----- Records for the task

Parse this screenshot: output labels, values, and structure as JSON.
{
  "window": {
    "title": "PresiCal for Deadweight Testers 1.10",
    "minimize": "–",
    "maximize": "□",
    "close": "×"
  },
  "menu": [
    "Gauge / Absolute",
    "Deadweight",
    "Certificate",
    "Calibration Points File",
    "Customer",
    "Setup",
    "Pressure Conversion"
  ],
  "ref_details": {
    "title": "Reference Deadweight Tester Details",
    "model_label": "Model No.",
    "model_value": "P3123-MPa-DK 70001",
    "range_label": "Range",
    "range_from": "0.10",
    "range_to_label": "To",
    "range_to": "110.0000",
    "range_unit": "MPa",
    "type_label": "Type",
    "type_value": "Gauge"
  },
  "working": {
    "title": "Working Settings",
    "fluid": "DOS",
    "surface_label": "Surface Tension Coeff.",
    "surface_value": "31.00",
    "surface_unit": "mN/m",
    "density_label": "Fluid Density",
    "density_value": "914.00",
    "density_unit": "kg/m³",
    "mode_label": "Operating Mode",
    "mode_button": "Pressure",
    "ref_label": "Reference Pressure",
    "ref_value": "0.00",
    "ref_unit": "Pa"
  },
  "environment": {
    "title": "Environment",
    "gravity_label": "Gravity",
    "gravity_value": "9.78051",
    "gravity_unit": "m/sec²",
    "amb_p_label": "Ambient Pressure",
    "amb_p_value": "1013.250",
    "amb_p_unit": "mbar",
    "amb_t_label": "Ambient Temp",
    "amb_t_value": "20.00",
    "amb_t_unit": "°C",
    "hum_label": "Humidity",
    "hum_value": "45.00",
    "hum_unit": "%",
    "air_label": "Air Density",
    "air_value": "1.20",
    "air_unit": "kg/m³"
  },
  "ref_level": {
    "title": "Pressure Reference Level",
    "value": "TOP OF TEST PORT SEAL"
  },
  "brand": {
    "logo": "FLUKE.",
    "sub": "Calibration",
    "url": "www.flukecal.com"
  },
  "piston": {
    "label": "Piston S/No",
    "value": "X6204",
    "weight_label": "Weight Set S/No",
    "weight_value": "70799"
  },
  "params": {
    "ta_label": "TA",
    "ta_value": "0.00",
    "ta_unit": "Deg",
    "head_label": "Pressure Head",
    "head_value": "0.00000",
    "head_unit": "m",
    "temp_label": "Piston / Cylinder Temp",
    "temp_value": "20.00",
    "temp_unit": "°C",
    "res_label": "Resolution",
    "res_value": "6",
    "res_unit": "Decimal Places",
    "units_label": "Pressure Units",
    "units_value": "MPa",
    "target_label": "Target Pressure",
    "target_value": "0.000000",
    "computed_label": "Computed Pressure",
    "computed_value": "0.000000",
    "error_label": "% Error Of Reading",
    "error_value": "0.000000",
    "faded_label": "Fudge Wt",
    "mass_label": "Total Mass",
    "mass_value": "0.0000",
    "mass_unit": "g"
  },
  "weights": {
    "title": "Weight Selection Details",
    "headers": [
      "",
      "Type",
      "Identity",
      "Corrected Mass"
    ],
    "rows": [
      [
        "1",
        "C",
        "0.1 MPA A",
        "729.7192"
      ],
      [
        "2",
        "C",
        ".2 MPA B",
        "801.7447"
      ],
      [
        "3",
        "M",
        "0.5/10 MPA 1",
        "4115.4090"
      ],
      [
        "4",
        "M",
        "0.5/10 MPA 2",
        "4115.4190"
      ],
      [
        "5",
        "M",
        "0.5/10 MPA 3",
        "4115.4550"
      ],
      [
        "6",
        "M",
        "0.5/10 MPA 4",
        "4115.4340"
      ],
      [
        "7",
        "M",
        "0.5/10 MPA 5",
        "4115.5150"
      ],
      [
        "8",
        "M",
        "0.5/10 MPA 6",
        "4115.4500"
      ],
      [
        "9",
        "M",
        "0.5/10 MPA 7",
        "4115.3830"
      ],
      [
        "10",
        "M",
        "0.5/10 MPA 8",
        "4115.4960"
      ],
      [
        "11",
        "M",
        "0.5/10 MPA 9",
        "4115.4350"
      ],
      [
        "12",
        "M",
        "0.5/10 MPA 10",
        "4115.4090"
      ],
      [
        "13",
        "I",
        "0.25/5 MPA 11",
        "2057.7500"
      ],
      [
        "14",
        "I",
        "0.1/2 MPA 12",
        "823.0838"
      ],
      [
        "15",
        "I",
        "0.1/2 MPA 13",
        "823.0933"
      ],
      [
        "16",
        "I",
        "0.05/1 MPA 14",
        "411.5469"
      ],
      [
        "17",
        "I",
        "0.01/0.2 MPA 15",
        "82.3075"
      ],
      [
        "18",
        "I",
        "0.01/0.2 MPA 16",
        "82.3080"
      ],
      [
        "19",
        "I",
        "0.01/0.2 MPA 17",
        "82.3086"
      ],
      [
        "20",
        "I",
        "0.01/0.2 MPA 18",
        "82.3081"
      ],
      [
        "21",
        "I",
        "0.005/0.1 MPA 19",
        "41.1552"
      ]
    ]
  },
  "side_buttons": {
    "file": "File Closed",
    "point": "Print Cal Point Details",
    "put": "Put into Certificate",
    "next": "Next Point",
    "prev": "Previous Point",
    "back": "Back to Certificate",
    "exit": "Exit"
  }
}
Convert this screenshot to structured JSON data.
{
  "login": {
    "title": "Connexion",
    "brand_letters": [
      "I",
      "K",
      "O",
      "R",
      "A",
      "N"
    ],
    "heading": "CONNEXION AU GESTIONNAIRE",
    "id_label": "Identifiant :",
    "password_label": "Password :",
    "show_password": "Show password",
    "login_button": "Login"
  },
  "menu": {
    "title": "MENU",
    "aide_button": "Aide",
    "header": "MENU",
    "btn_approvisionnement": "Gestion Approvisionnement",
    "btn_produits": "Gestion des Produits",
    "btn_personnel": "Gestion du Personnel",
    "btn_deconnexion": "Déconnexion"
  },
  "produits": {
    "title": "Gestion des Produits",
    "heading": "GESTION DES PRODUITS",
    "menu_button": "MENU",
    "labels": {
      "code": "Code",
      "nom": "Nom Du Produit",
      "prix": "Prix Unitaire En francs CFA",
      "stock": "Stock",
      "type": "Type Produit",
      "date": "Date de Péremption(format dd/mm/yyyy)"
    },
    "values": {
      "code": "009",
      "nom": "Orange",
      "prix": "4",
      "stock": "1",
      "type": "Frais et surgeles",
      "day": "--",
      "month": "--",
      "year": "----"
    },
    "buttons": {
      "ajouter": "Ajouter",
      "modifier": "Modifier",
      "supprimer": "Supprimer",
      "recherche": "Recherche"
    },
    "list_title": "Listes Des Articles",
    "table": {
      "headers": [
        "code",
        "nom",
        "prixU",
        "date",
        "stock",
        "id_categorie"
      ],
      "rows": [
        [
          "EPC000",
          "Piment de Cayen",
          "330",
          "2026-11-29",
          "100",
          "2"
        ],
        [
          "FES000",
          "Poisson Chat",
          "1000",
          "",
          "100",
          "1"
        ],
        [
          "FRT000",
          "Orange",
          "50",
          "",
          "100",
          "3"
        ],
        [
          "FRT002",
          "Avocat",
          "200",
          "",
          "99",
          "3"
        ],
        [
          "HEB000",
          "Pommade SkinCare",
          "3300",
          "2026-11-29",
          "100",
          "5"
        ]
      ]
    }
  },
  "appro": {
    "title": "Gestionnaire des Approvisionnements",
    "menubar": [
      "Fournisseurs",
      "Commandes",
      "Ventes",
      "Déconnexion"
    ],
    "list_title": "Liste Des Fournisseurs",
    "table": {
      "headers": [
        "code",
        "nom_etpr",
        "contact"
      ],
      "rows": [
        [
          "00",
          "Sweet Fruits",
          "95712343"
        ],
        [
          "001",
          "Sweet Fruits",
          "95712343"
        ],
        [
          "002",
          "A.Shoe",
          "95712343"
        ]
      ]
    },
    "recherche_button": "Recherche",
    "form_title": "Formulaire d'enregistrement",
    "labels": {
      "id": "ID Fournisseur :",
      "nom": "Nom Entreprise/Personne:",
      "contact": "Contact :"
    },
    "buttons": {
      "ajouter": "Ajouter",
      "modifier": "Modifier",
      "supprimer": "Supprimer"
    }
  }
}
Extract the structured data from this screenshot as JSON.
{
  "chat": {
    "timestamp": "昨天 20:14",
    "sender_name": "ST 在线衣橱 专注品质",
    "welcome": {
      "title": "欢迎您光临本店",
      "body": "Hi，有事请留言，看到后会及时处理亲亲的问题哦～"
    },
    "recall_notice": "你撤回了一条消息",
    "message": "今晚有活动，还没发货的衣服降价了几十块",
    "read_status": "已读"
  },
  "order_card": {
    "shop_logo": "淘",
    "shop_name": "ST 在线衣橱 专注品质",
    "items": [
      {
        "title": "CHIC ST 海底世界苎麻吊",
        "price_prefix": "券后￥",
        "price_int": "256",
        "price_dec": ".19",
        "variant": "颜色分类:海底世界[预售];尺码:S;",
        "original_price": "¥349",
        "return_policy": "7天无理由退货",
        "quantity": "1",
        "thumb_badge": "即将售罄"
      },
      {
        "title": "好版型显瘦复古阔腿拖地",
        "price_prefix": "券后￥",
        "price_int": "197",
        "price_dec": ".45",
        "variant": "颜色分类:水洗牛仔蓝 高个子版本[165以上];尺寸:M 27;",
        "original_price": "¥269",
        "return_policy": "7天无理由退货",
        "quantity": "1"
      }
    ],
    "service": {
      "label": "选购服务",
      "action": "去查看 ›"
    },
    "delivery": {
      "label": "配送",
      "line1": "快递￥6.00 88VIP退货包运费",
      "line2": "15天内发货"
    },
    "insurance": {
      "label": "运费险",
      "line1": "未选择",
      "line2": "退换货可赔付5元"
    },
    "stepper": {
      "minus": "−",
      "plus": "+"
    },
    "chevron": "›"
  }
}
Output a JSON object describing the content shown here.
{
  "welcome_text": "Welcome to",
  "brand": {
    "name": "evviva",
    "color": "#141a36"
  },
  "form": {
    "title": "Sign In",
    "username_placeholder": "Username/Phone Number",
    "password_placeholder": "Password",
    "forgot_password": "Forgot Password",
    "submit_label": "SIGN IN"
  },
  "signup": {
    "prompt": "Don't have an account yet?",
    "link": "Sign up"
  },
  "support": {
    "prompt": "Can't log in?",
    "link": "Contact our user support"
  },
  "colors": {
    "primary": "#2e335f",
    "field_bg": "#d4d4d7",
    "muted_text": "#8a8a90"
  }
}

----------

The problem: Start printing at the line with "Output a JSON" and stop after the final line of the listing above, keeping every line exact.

Problem solution:
Output a JSON object describing the content shown here.
{
  "welcome_text": "Welcome to",
  "brand": {
    "name": "evviva",
    "color": "#141a36"
  },
  "form": {
    "title": "Sign In",
    "username_placeholder": "Username/Phone Number",
    "password_placeholder": "Password",
    "forgot_password": "Forgot Password",
    "submit_label": "SIGN IN"
  },
  "signup": {
    "prompt": "Don't have an account yet?",
    "link": "Sign up"
  },
  "support": {
    "prompt": "Can't log in?",
    "link": "Contact our user support"
  },
  "colors": {
    "primary": "#2e335f",
    "field_bg": "#d4d4d7",
    "muted_text": "#8a8a90"
  }
}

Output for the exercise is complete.